Task directions: Without leaving out a single line, restate the entries below exactly.

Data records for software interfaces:
- Opening Delimiter -

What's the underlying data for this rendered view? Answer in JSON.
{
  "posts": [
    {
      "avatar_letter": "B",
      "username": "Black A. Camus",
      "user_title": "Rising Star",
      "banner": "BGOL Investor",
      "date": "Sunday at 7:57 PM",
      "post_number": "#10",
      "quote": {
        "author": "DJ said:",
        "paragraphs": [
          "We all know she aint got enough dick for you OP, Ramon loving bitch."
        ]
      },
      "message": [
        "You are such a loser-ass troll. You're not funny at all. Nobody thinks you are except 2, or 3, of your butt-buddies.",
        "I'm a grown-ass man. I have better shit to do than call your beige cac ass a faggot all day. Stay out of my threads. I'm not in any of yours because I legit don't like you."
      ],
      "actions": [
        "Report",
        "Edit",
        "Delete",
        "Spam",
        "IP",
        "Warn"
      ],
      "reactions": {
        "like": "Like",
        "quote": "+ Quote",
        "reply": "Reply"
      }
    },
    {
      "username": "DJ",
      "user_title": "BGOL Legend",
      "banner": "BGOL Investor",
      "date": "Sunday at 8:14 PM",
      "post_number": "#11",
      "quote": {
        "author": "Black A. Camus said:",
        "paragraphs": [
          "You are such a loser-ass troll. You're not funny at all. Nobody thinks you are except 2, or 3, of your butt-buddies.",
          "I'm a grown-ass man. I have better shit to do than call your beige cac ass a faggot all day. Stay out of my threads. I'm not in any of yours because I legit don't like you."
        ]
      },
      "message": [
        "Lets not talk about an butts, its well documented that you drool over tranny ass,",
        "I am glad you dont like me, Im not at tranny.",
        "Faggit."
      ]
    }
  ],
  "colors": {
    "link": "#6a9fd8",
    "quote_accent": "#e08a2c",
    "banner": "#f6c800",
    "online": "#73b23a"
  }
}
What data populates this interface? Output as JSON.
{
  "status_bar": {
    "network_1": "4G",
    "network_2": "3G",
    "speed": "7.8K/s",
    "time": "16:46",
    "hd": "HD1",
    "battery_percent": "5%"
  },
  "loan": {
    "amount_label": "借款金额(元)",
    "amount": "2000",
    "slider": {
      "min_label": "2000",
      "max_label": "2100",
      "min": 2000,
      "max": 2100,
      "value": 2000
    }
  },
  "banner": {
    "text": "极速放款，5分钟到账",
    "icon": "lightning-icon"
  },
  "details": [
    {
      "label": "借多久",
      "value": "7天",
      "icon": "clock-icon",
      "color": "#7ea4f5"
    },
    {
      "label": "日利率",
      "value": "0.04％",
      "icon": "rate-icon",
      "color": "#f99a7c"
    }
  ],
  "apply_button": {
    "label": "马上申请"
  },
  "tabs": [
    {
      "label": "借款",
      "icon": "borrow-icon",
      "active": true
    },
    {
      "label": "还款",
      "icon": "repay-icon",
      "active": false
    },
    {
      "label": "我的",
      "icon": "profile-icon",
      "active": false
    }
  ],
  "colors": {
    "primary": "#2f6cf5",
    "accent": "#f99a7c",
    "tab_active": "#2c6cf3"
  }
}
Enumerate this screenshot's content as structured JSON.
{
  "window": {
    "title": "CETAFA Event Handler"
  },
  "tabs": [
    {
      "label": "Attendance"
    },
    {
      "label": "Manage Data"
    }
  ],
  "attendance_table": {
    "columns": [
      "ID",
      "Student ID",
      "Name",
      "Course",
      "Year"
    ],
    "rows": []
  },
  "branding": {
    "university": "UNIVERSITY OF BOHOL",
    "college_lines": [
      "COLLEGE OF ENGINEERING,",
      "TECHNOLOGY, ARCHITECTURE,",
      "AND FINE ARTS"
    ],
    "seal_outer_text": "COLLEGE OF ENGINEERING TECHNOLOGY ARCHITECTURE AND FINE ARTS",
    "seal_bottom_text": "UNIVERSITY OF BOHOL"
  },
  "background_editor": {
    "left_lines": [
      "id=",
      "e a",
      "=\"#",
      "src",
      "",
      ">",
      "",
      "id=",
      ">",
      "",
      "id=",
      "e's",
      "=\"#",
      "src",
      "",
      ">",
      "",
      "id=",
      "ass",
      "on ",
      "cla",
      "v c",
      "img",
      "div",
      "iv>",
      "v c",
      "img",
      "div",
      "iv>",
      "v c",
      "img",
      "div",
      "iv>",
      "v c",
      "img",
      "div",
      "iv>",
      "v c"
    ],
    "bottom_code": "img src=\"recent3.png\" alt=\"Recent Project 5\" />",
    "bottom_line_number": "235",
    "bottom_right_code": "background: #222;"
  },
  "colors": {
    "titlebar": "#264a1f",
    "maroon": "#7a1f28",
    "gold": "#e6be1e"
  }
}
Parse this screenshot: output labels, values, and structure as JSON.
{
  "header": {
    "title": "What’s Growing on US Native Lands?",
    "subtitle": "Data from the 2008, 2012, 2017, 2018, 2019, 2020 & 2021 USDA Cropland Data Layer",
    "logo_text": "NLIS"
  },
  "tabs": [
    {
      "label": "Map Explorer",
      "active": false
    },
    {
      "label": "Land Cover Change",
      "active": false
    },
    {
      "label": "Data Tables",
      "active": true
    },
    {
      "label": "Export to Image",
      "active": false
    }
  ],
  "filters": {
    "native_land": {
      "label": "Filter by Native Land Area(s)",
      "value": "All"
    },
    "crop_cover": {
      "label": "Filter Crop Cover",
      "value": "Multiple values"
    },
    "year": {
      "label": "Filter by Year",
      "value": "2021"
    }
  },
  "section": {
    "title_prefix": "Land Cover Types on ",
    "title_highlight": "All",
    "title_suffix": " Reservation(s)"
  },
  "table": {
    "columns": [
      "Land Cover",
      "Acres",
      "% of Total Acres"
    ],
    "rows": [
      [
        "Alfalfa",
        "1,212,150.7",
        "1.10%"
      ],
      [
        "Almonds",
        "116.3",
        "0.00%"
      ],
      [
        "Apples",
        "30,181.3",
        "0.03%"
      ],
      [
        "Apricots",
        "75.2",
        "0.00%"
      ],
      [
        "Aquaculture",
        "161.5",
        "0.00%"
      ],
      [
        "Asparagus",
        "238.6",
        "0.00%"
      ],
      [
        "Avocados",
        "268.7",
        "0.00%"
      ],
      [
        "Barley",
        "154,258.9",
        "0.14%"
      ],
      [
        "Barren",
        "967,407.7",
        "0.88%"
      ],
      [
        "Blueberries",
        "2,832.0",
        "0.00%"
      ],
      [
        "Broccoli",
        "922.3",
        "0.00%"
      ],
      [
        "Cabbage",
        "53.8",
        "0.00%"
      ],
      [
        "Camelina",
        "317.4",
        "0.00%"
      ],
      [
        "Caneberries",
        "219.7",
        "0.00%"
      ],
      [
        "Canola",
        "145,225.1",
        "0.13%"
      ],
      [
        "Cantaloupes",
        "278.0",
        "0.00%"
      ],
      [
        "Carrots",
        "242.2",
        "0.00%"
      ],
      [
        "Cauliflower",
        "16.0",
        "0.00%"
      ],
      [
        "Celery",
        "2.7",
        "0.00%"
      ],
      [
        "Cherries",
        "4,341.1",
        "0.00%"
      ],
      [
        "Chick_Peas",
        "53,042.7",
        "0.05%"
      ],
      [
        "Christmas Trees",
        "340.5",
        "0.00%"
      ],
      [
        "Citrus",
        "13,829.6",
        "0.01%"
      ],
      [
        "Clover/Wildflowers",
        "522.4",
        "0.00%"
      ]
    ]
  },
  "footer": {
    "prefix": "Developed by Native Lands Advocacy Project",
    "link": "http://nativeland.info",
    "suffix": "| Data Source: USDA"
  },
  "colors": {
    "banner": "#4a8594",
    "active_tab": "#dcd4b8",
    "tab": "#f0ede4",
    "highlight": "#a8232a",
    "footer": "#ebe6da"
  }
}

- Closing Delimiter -

Exercise result:
What's the underlying data for this rendered view? Answer in JSON.
{
  "posts": [
    {
      "avatar_letter": "B",
      "username": "Black A. Camus",
      "user_title": "Rising Star",
      "banner": "BGOL Investor",
      "date": "Sunday at 7:57 PM",
      "post_number": "#10",
      "quote": {
        "author": "DJ said:",
        "paragraphs": [
          "We all know she aint got enough dick for you OP, Ramon loving bitch."
        ]
      },
      "message": [
        "You are such a loser-ass troll. You're not funny at all. Nobody thinks you are except 2, or 3, of your butt-buddies.",
        "I'm a grown-ass man. I have better shit to do than call your beige cac ass a faggot all day. Stay out of my threads. I'm not in any of yours because I legit don't like you."
      ],
      "actions": [
        "Report",
        "Edit",
        "Delete",
        "Spam",
        "IP",
        "Warn"
      ],
      "reactions": {
        "like": "Like",
        "quote": "+ Quote",
        "reply": "Reply"
      }
    },
    {
      "username": "DJ",
      "user_title": "BGOL Legend",
      "banner": "BGOL Investor",
      "date": "Sunday at 8:14 PM",
      "post_number": "#11",
      "quote": {
        "author": "Black A. Camus said:",
        "paragraphs": [
          "You are such a loser-ass troll. You're not funny at all. Nobody thinks you are except 2, or 3, of your butt-buddies.",
          "I'm a grown-ass man. I have better shit to do than call your beige cac ass a faggot all day. Stay out of my threads. I'm not in any of yours because I legit don't like you."
        ]
      },
      "message": [
        "Lets not talk about an butts, its well documented that you drool over tranny ass,",
        "I am glad you dont like me, Im not at tranny.",
        "Faggit."
      ]
    }
  ],
  "colors": {
    "link": "#6a9fd8",
    "quote_accent": "#e08a2c",
    "banner": "#f6c800",
    "online": "#73b23a"
  }
}
What data populates this interface? Output as JSON.
{
  "status_bar": {
    "network_1": "4G",
    "network_2": "3G",
    "speed": "7.8K/s",
    "time": "16:46",
    "hd": "HD1",
    "battery_percent": "5%"
  },
  "loan": {
    "amount_label": "借款金额(元)",
    "amount": "2000",
    "slider": {
      "min_label": "2000",
      "max_label": "2100",
      "min": 2000,
      "max": 2100,
      "value": 2000
    }
  },
  "banner": {
    "text": "极速放款，5分钟到账",
    "icon": "lightning-icon"
  },
  "details": [
    {
      "label": "借多久",
      "value": "7天",
      "icon": "clock-icon",
      "color": "#7ea4f5"
    },
    {
      "label": "日利率",
      "value": "0.04％",
      "icon": "rate-icon",
      "color": "#f99a7c"
    }
  ],
  "apply_button": {
    "label": "马上申请"
  },
  "tabs": [
    {
      "label": "借款",
      "icon": "borrow-icon",
      "active": true
    },
    {
      "label": "还款",
      "icon": "repay-icon",
      "active": false
    },
    {
      "label": "我的",
      "icon": "profile-icon",
      "active": false
    }
  ],
  "colors": {
    "primary": "#2f6cf5",
    "accent": "#f99a7c",
    "tab_active": "#2c6cf3"
  }
}
Enumerate this screenshot's content as structured JSON.
{
  "window": {
    "title": "CETAFA Event Handler"
  },
  "tabs": [
    {
      "label": "Attendance"
    },
    {
      "label": "Manage Data"
    }
  ],
  "attendance_table": {
    "columns": [
      "ID",
      "Student ID",
      "Name",
      "Course",
      "Year"
    ],
    "rows": []
  },
  "branding": {
    "university": "UNIVERSITY OF BOHOL",
    "college_lines": [
      "COLLEGE OF ENGINEERING,",
      "TECHNOLOGY, ARCHITECTURE,",
      "AND FINE ARTS"
    ],
    "seal_outer_text": "COLLEGE OF ENGINEERING TECHNOLOGY ARCHITECTURE AND FINE ARTS",
    "seal_bottom_text": "UNIVERSITY OF BOHOL"
  },
  "background_editor": {
    "left_lines": [
      "id=",
      "e a",
      "=\"#",
      "src",
      "",
      ">",
      "",
      "id=",
      ">",
      "",
      "id=",
      "e's",
      "=\"#",
      "src",
      "",
      ">",
      "",
      "id=",
      "ass",
      "on ",
      "cla",
      "v c",
      "img",
      "div",
      "iv>",
      "v c",
      "img",
      "div",
      "iv>",
      "v c",
      "img",
      "div",
      "iv>",
      "v c",
      "img",
      "div",
      "iv>",
      "v c"
    ],
    "bottom_code": "img src=\"recent3.png\" alt=\"Recent Project 5\" />",
    "bottom_line_number": "235",
    "bottom_right_code": "background: #222;"
  },
  "colors": {
    "titlebar": "#264a1f",
    "maroon": "#7a1f28",
    "gold": "#e6be1e"
  }
}
Parse this screenshot: output labels, values, and structure as JSON.
{
  "header": {
    "title": "What’s Growing on US Native Lands?",
    "subtitle": "Data from the 2008, 2012, 2017, 2018, 2019, 2020 & 2021 USDA Cropland Data Layer",
    "logo_text": "NLIS"
  },
  "tabs": [
    {
      "label": "Map Explorer",
      "active": false
    },
    {
      "label": "Land Cover Change",
      "active": false
    },
    {
      "label": "Data Tables",
      "active": true
    },
    {
      "label": "Export to Image",
      "active": false
    }
  ],
  "filters": {
    "native_land": {
      "label": "Filter by Native Land Area(s)",
      "value": "All"
    },
    "crop_cover": {
      "label": "Filter Crop Cover",
      "value": "Multiple values"
    },
    "year": {
      "label": "Filter by Year",
      "value": "2021"
    }
  },
  "section": {
    "title_prefix": "Land Cover Types on ",
    "title_highlight": "All",
    "title_suffix": " Reservation(s)"
  },
  "table": {
    "columns": [
      "Land Cover",
      "Acres",
      "% of Total Acres"
    ],
    "rows": [
      [
        "Alfalfa",
        "1,212,150.7",
        "1.10%"
      ],
      [
        "Almonds",
        "116.3",
        "0.00%"
      ],
      [
        "Apples",
        "30,181.3",
        "0.03%"
      ],
      [
        "Apricots",
        "75.2",
        "0.00%"
      ],
      [
        "Aquaculture",
        "161.5",
        "0.00%"
      ],
      [
        "Asparagus",
        "238.6",
        "0.00%"
      ],
      [
        "Avocados",
        "268.7",
        "0.00%"
      ],
      [
        "Barley",
        "154,258.9",
        "0.14%"
      ],
      [
        "Barren",
        "967,407.7",
        "0.88%"
      ],
      [
        "Blueberries",
        "2,832.0",
        "0.00%"
      ],
      [
        "Broccoli",
        "922.3",
        "0.00%"
      ],
      [
        "Cabbage",
        "53.8",
        "0.00%"
      ],
      [
        "Camelina",
        "317.4",
        "0.00%"
      ],
      [
        "Caneberries",
        "219.7",
        "0.00%"
      ],
      [
        "Canola",
        "145,225.1",
        "0.13%"
      ],
      [
        "Cantaloupes",
        "278.0",
        "0.00%"
      ],
      [
        "Carrots",
        "242.2",
        "0.00%"
      ],
      [
        "Cauliflower",
        "16.0",
        "0.00%"
      ],
      [
        "Celery",
        "2.7",
        "0.00%"
      ],
      [
        "Cherries",
        "4,341.1",
        "0.00%"
      ],
      [
        "Chick_Peas",
        "53,042.7",
        "0.05%"
      ],
      [
        "Christmas Trees",
        "340.5",
        "0.00%"
      ],
      [
        "Citrus",
        "13,829.6",
        "0.01%"
      ],
      [
        "Clover/Wildflowers",
        "522.4",
        "0.00%"
      ]
    ]
  },
  "footer": {
    "prefix": "Developed by Native Lands Advocacy Project",
    "link": "http://nativeland.info",
    "suffix": "| Data Source: USDA"
  },
  "colors": {
    "banner": "#4a8594",
    "active_tab": "#dcd4b8",
    "tab": "#f0ede4",
    "highlight": "#a8232a",
    "footer": "#ebe6da"
  }
}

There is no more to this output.